All the points! We does not have them!

(Promoted from a comment elsewhere, original context not needed for this to make sense.)

Being aggressive, brave, feeling privileged, or whatever it is that makes me speak out in almost any circumstances doesn’t actually correlate well with knowing things useful in a discussion or in having ideas of value to a discussion. It’s worth some effort to me to avoid driving away people who have stuff to contribute to the discussion even if they are “timid” or easily scared off. Brash, outspoken people don’t really lack for opportunities to make their points; but we don’t have “all the points”.

The Answer is “NO”

The facts, normally so liberal (or at least anti-conservative), continue to support libertarian views on gun ownership.

Would Banning Firearms Reduce Murder and Suicide?” (pdf).  Don B. Kates and Gary Mauser in the Harvard Journal of Law and Public Policy.

They take apart all the usual arguments in considerable detail, with extensive footnotes (it’s not really a 46 page article; many of the pages are half footnotes).


Silly Old Recycling Rules

With luck, this is our last recycling week on the old system where we separate our recycling into categories.
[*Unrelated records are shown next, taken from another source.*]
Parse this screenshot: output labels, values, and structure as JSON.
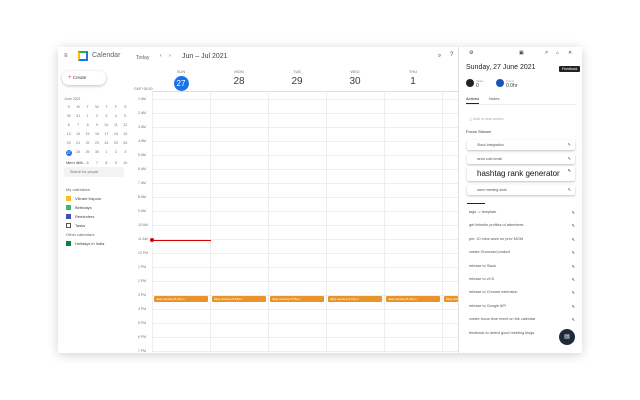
{
  "app": {
    "title": "Calendar",
    "today": "Today",
    "range": "Jun – Jul 2021",
    "create": "Create"
  },
  "mini": {
    "month": "June 2021",
    "dow": [
      "S",
      "M",
      "T",
      "W",
      "T",
      "F",
      "S"
    ],
    "days": [
      "30",
      "31",
      "1",
      "2",
      "3",
      "4",
      "5",
      "6",
      "7",
      "8",
      "9",
      "10",
      "11",
      "12",
      "13",
      "14",
      "15",
      "16",
      "17",
      "18",
      "19",
      "20",
      "21",
      "22",
      "23",
      "24",
      "25",
      "26",
      "27",
      "28",
      "29",
      "30",
      "1",
      "2",
      "3",
      "4",
      "5",
      "6",
      "7",
      "8",
      "9",
      "10"
    ],
    "selected": "27"
  },
  "sidebar": {
    "meet": "Meet with...",
    "search": "Search for people",
    "my_cal": "My calendars",
    "my_items": [
      "Vikrant Kapoor",
      "Birthdays",
      "Reminders",
      "Tasks"
    ],
    "other_cal": "Other calendars",
    "other_items": [
      "Holidays in India"
    ]
  },
  "days": [
    {
      "d": "SUN",
      "n": "27"
    },
    {
      "d": "MON",
      "n": "28"
    },
    {
      "d": "TUE",
      "n": "29"
    },
    {
      "d": "WED",
      "n": "30"
    },
    {
      "d": "THU",
      "n": "1"
    }
  ],
  "tz": "GMT+05:30",
  "times": [
    "1 AM",
    "2 AM",
    "3 AM",
    "4 AM",
    "5 AM",
    "6 AM",
    "7 AM",
    "8 AM",
    "9 AM",
    "10 AM",
    "11 AM",
    "12 PM",
    "1 PM",
    "2 PM",
    "3 PM",
    "4 PM",
    "5 PM",
    "6 PM",
    "7 PM"
  ],
  "events": [
    "daily standup 8:15pm",
    "daily standup 8:15pm",
    "daily standup 8:15pm",
    "daily standup 8:15pm",
    "daily standup 8:15pm",
    "daily standup"
  ],
  "panel": {
    "date": "Sunday, 27 June 2021",
    "stat1_label": "Tasks",
    "stat1": "0",
    "stat2_label": "Focus",
    "stat2": "0.0hr",
    "tabs": [
      "Actions",
      "Notes"
    ],
    "add": "Add a new action",
    "stream": "Focus Stream",
    "feedback": "Feedback",
    "cards": [
      "Slack integration",
      "send cold email",
      "hashtag rank generator",
      "save meeting slots"
    ],
    "tasks": [
      "tags -> template",
      "get linkedin profiles of attendees",
      "pm: 10 mins warn on prev MOM",
      "create Gumroad product",
      "release to Slack",
      "release to v0.5",
      "release to Chrome extension",
      "release to Google API",
      "create focus time event on the calendar",
      "feedback to detect good meeting blogs"
    ]
  }
}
Apart from the fact that it’s a small amount of work, the thing that makes that really annoying is that the tubs they give you can’t hold half the categories you’re supposed to divide your recycling into (in the mandated paper bags).
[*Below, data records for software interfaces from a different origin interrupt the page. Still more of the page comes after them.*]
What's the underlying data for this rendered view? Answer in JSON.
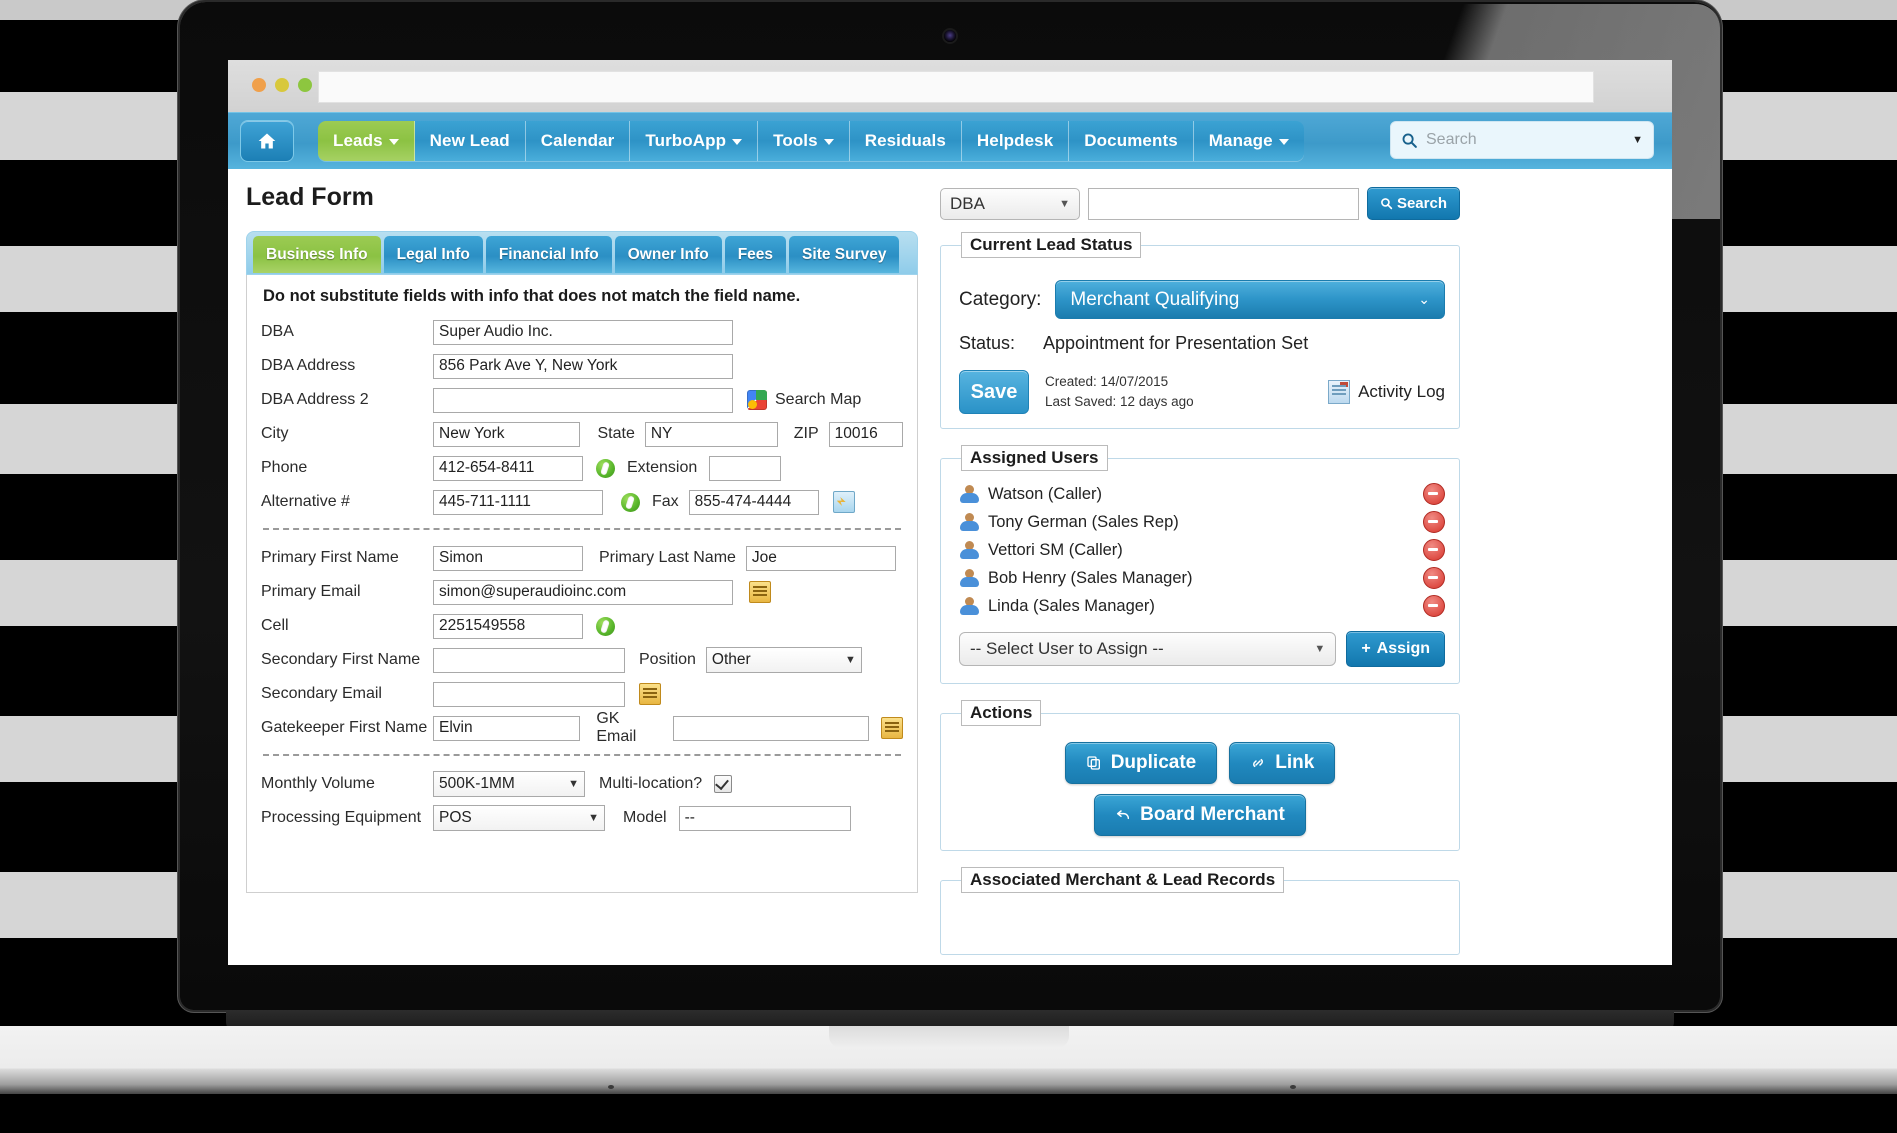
{
  "browser": {
    "url_value": "",
    "url_placeholder": ""
  },
  "nav": {
    "home_icon": "home-icon",
    "items": [
      {
        "label": "Leads",
        "caret": true,
        "active": true
      },
      {
        "label": "New Lead",
        "caret": false,
        "active": false
      },
      {
        "label": "Calendar",
        "caret": false,
        "active": false
      },
      {
        "label": "TurboApp",
        "caret": true,
        "active": false
      },
      {
        "label": "Tools",
        "caret": true,
        "active": false
      },
      {
        "label": "Residuals",
        "caret": false,
        "active": false
      },
      {
        "label": "Helpdesk",
        "caret": false,
        "active": false
      },
      {
        "label": "Documents",
        "caret": false,
        "active": false
      },
      {
        "label": "Manage",
        "caret": true,
        "active": false
      }
    ],
    "search": {
      "placeholder": "Search",
      "value": "",
      "icon": "search-icon"
    }
  },
  "page": {
    "title": "Lead Form"
  },
  "tabs": [
    {
      "label": "Business Info",
      "active": true
    },
    {
      "label": "Legal Info",
      "active": false
    },
    {
      "label": "Financial Info",
      "active": false
    },
    {
      "label": "Owner Info",
      "active": false
    },
    {
      "label": "Fees",
      "active": false
    },
    {
      "label": "Site Survey",
      "active": false
    }
  ],
  "form": {
    "notice": "Do not substitute fields with info that does not match the field name.",
    "dba_label": "DBA",
    "dba_value": "Super Audio Inc.",
    "dba_address_label": "DBA Address",
    "dba_address_value": "856 Park Ave Y, New York",
    "dba_address2_label": "DBA Address 2",
    "dba_address2_value": "",
    "search_map_label": "Search Map",
    "city_label": "City",
    "city_value": "New York",
    "state_label": "State",
    "state_value": "NY",
    "zip_label": "ZIP",
    "zip_value": "10016",
    "phone_label": "Phone",
    "phone_value": "412-654-8411",
    "extension_label": "Extension",
    "extension_value": "",
    "alternative_label": "Alternative #",
    "alternative_value": "445-711-1111",
    "fax_label": "Fax",
    "fax_value": "855-474-4444",
    "primary_first_label": "Primary First Name",
    "primary_first_value": "Simon",
    "primary_last_label": "Primary Last Name",
    "primary_last_value": "Joe",
    "primary_email_label": "Primary Email",
    "primary_email_value": "simon@superaudioinc.com",
    "cell_label": "Cell",
    "cell_value": "2251549558",
    "secondary_first_label": "Secondary First Name",
    "secondary_first_value": "",
    "position_label": "Position",
    "position_value": "Other",
    "secondary_email_label": "Secondary Email",
    "secondary_email_value": "",
    "gatekeeper_label": "Gatekeeper First Name",
    "gatekeeper_value": "Elvin",
    "gk_email_label": "GK Email",
    "gk_email_value": "",
    "monthly_volume_label": "Monthly Volume",
    "monthly_volume_value": "500K-1MM",
    "multi_location_label": "Multi-location?",
    "multi_location_checked": true,
    "processing_equipment_label": "Processing Equipment",
    "processing_equipment_value": "POS",
    "model_label": "Model",
    "model_value": "--"
  },
  "right": {
    "search_field_value": "DBA",
    "search_input_value": "",
    "search_button_label": "Search",
    "lead_status": {
      "legend": "Current Lead Status",
      "category_label": "Category:",
      "category_value": "Merchant Qualifying",
      "status_label": "Status:",
      "status_value": "Appointment for Presentation Set",
      "save_label": "Save",
      "created_text": "Created: 14/07/2015",
      "last_saved_text": "Last Saved: 12 days ago",
      "activity_log_label": "Activity Log"
    },
    "assigned_users": {
      "legend": "Assigned Users",
      "users": [
        {
          "name": "Watson (Caller)"
        },
        {
          "name": "Tony German (Sales Rep)"
        },
        {
          "name": "Vettori SM (Caller)"
        },
        {
          "name": "Bob Henry (Sales Manager)"
        },
        {
          "name": "Linda (Sales Manager)"
        }
      ],
      "select_placeholder": "-- Select User to Assign --",
      "assign_button_label": "Assign"
    },
    "actions": {
      "legend": "Actions",
      "duplicate_label": "Duplicate",
      "link_label": "Link",
      "board_merchant_label": "Board Merchant"
    },
    "associated": {
      "legend": "Associated Merchant & Lead Records"
    }
  },
  "colors": {
    "accent_blue": "#2e95c9",
    "accent_green": "#8bc243",
    "nav_blue": "#3d9ac9",
    "danger_red": "#d7352c"
  }
}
I’ve managed to get the large majority of the recycling out of the house, and get a photo. This is not the amount we produce every two weeks, we’re not good at getting to it each and every recycling period, so we tend to do a big pile and then miss a few. The point here is that even if it was just one period (which is two weeks), the bags wouldn’t all fit in the bins.  And we have three times as many bins as usual—one extra new style because we’re a duplex, and one old style because we haven’t destroyed it yet.

ddb 20130516 010-018
Our recycling pile today

Just for the record, here’s the city’s list of categories we’re supposed to sort into right now:

Minneapolis recycling categories, captured 5/16/2013
Minneapolis recycling categories, captured 5/16/2013

Keep citizens armed and safe

Guns are the great equalizer.  They let older, smaller, less athletic, less able-bodied people stand a chance when young, fit, energetic, predators try to prey on them.

Citizens use guns hundreds of thousands of times (or millions; it’s hard to define and hard to measure, but numbers I’ve seen from research papers range from maybe 250,000 to 7.5 million) each year to defend themselves from crimes.  Guns save lives.

There are, I think, four main problems leading to the sort of rapid mass murder scenario we’ve had recently in Connecticut.

First, people are being pushed to the wall by social expectations of conformity and roll fulfillment, competition, and such, way too often.

Second, the culture of celebrity tells people that being “famous” is the greatest thing that can happen to a person.  People who have seen every aspect of their life collapse can still view themselves as a success if they become famous.

Third, mainstream culture fetishizes the gun as a magical implement that bends people to your will, makes you taller, and so forth, while keeping people terrifically ignorant about real guns.  This is not an attitude you find among actual “gun nuts”!

Fourth, getting assistance with mental health issues is stigmatized, and is not well supported in the health care system (which in turn doesn’t cover nearly enough people well enough in the first place).

Occasionally, these things come together with appallingly tragic results.

And, immediately, people start demanding that we take action against…none of the above.  Instead, they want to deny basic civil rights to everybody in society.